If you’re looking for an example of an actor with a sound body of work who never had to overextend himself to achieve, look no further than Larenz Tate. The 38-year-old multifaceted talent has been wooing audiences for 4 decades and counting in a wide range of scene-stealing roles.
Tate’s rare opportunities to meticulously choose his roles has stuffed his filmography with a healthy amount of classics to add next to his name. From his portrayal as the Black woman’s Shakespeare in Love Jones to fed up war vet in Dead Presidents to the unofficial titular character in Menace II Society, his legacy has been cemented in stone for some time now.
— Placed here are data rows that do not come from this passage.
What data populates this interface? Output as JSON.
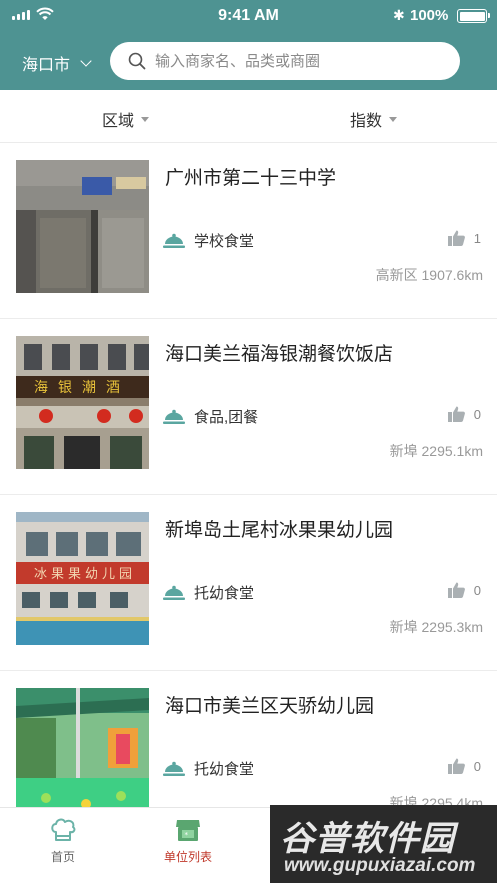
{
  "status_bar": {
    "time": "9:41 AM",
    "battery": "100%"
  },
  "header": {
    "city": "海口市",
    "search_placeholder": "输入商家名、品类或商圈"
  },
  "filters": [
    {
      "label": "区域"
    },
    {
      "label": "指数"
    }
  ],
  "items": [
    {
      "name": "广州市第二十三中学",
      "category": "学校食堂",
      "likes": "1",
      "district": "高新区",
      "distance": "1907.6km",
      "location": "高新区 1907.6km"
    },
    {
      "name": "海口美兰福海银潮餐饮饭店",
      "category": "食品,团餐",
      "likes": "0",
      "district": "新埠",
      "distance": "2295.1km",
      "location": "新埠 2295.1km",
      "sign_text": "海银潮酒"
    },
    {
      "name": "新埠岛土尾村冰果果幼儿园",
      "category": "托幼食堂",
      "likes": "0",
      "district": "新埠",
      "distance": "2295.3km",
      "location": "新埠 2295.3km",
      "sign_text": "冰果果幼儿园"
    },
    {
      "name": "海口市美兰区天骄幼儿园",
      "category": "托幼食堂",
      "likes": "0",
      "district": "新埠",
      "distance": "2295.4km",
      "location": "新埠 2295.4km"
    }
  ],
  "tabs": [
    {
      "label": "首页"
    },
    {
      "label": "单位列表"
    }
  ],
  "watermark": {
    "title": "谷普软件园",
    "url": "www.gupuxiazai.com"
  },
  "colors": {
    "header": "#4e9392",
    "accent_tab": "#c0392b",
    "category_icon": "#5aa6a0",
    "like_icon": "#aab0b3"
  },
  "icons": {
    "search": "search-icon",
    "dropdown": "caret-down-icon",
    "category": "cloche-icon",
    "like": "thumbs-up-icon",
    "home": "chef-hat-icon",
    "units": "storefront-icon"
  }
}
Speaking of classics, Tate’s follow-up to Menace II Society with 1994’s The Inkwell falls on the more storied side of his body of work but doesn’t get its just due thanks to the incredible reception of the aforementioned hood flick.
Larenz can attest to this as he sits down with Hip-Hop Wired to discuss Inkwell’s impact on its 20-year anniversary, dispute being initially slept-on.
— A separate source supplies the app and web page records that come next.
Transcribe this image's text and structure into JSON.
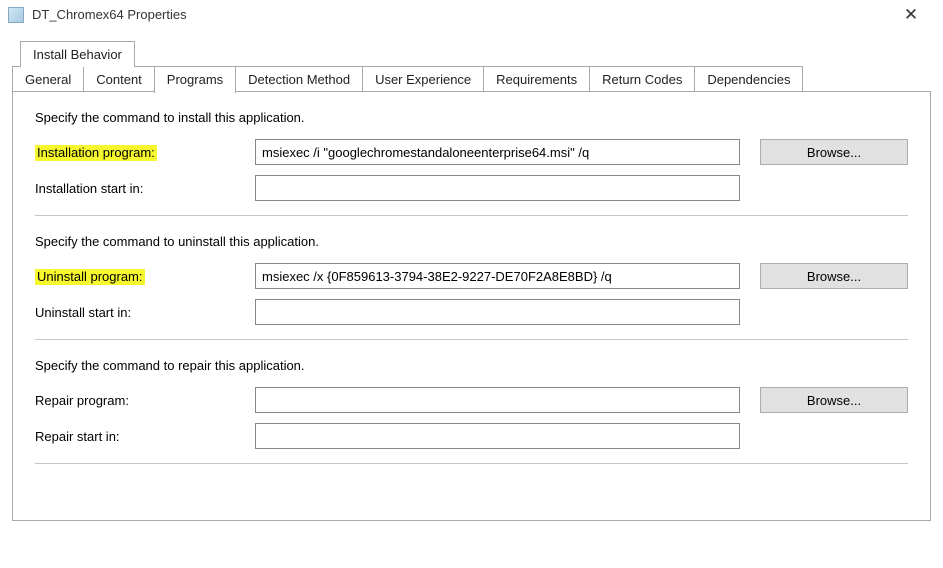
{
  "window": {
    "title": "DT_Chromex64 Properties"
  },
  "tabs": {
    "upper": [
      {
        "label": "Install Behavior"
      }
    ],
    "lower": [
      {
        "label": "General"
      },
      {
        "label": "Content"
      },
      {
        "label": "Programs",
        "active": true,
        "highlighted": true
      },
      {
        "label": "Detection Method"
      },
      {
        "label": "User Experience"
      },
      {
        "label": "Requirements"
      },
      {
        "label": "Return Codes"
      },
      {
        "label": "Dependencies"
      }
    ]
  },
  "sections": {
    "install": {
      "desc": "Specify the command to install this application.",
      "program_label": "Installation program:",
      "program_value": "msiexec /i \"googlechromestandaloneenterprise64.msi\" /q",
      "startin_label": "Installation start in:",
      "startin_value": ""
    },
    "uninstall": {
      "desc": "Specify the command to uninstall this application.",
      "program_label": "Uninstall program:",
      "program_value": "msiexec /x {0F859613-3794-38E2-9227-DE70F2A8E8BD} /q",
      "startin_label": "Uninstall start in:",
      "startin_value": ""
    },
    "repair": {
      "desc": "Specify the command to repair this application.",
      "program_label": "Repair program:",
      "program_value": "",
      "startin_label": "Repair start in:",
      "startin_value": ""
    }
  },
  "buttons": {
    "browse": "Browse..."
  }
}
“At the time it came out, it wasn’t a big impact like Menace,” he remembers. “We weren’t known to be a diverse audience–which we are. It was really good that people over the years started to slowly say, ‘O.K. This is a movie about the Black experience.”
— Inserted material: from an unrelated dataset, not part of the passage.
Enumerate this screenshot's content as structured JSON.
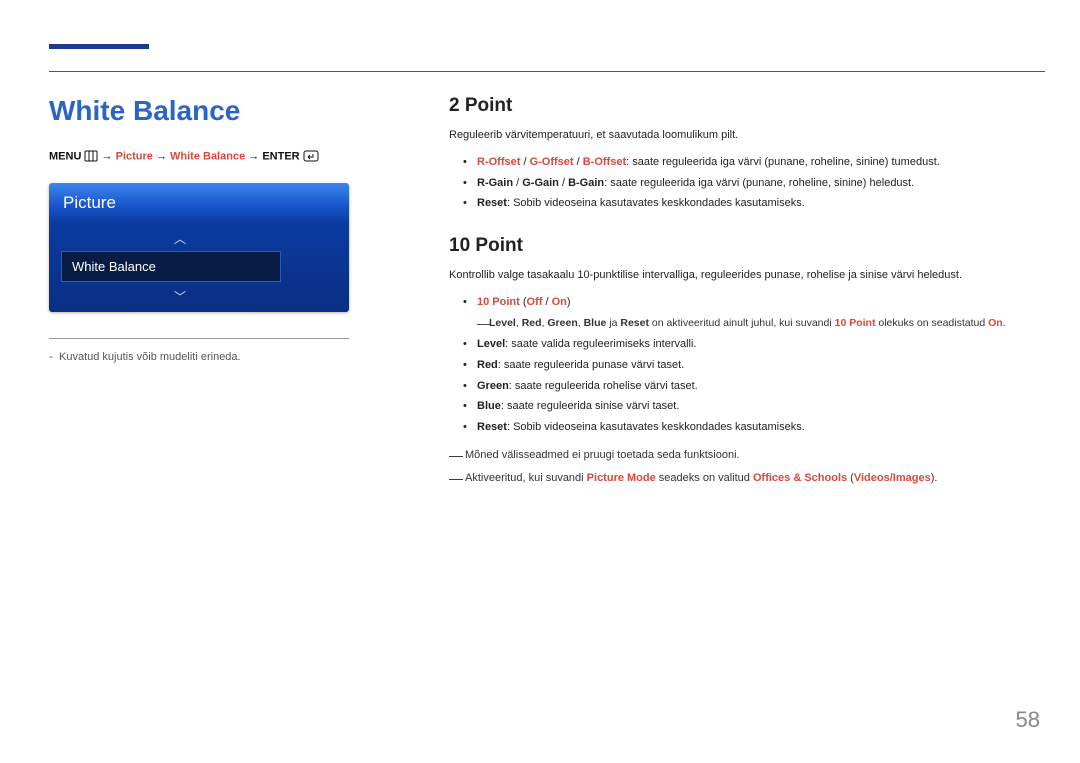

The slow burn proved to be the best source of heat as The Inkwell is now considered to be a cult classic. Tate is hoping his most recent film, BET’s Gun Hill, will live on to see the same good fortune.
Peep the entire interview below and catch up with the rest of the cast in our Where Are They Now? segment. Be sure to check your local listings so you can catch Gun Hill next time it airs.
Photo: Hip-Hop Wired